The U.S. Department of Energy’s Argonne National Laboratory is working to use machine learning and artificial intelligence to build a better battery.
Should the DOE’s efforts prove fruitful, it could be a positive development for the medical device industry, where batteries have proven to be a technological stumbling block when it comes to device miniaturization.
Argonne researchers created a database of approximately 133,000 small organic molecules that could form the basis of battery electrolytes with a computationally intensive model called G4MP2, which represents 166 billion larger molecules that scientists wanted to probe for electrolyte candidates, according to a news release.
The researchers applied a machine-learning algorithm to relate the known structures from the small data set to more coarsely modeled structures from the larger set, using a less computationally taxing modeling framework based on density functional theory. It is less accurate than G4MP2, but density functional theory provides a good approximation, according to the DOE.
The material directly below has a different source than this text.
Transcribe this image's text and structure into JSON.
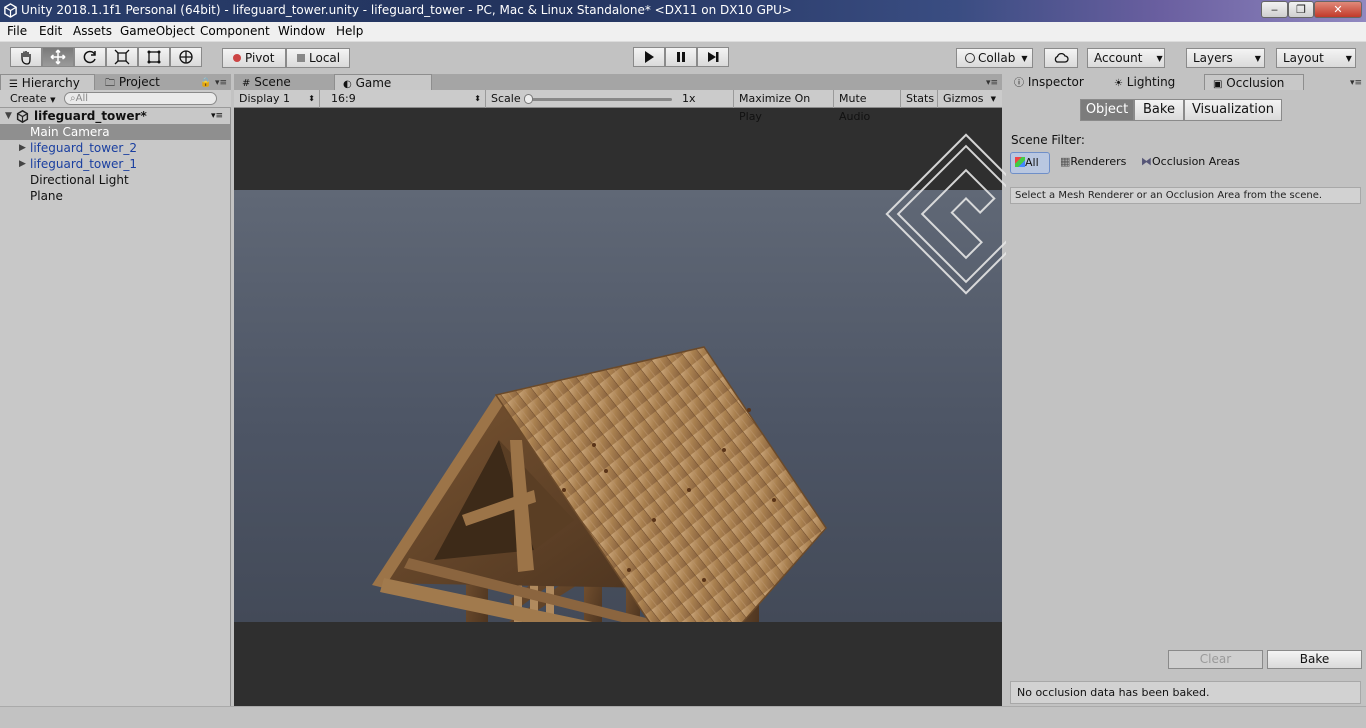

Argonne researchers say that using G4MP2 as a gold standard could result in those researchers training the density functional theory model to incorporate a correction factor, improving its accuracy while keeping computational costs down.
“When it comes to determining how these molecules work, there are big tradeoffs between accuracy and the time it takes to compute a result,” Argonne data science and learning division director Ian Foster said in the release. “We believe that machine learning represents a way to get a molecular picture that is nearly as precise at a fraction of the computational cost.”
“The machine learning algorithm gives us a way to look at the relationship between the atoms in a large molecule and their neighbors, to see how they bond and interact, and look for similarities between those molecules and others we know quite well,” added Argonne computational scientist Logan Ward. “This will help us to make predictions about the energies of these larger molecules or the differences between the low- and high-accuracy calculations.”
“This whole project is designed to give us the biggest picture possible of battery electrolyte candidates,” said Argonne chemist Rajeev Assary. “If we are going to use a molecule for energy storage applications, we need to know properties like its stability, and we can use this machine learning to predict properties of bigger molecules more accurately.”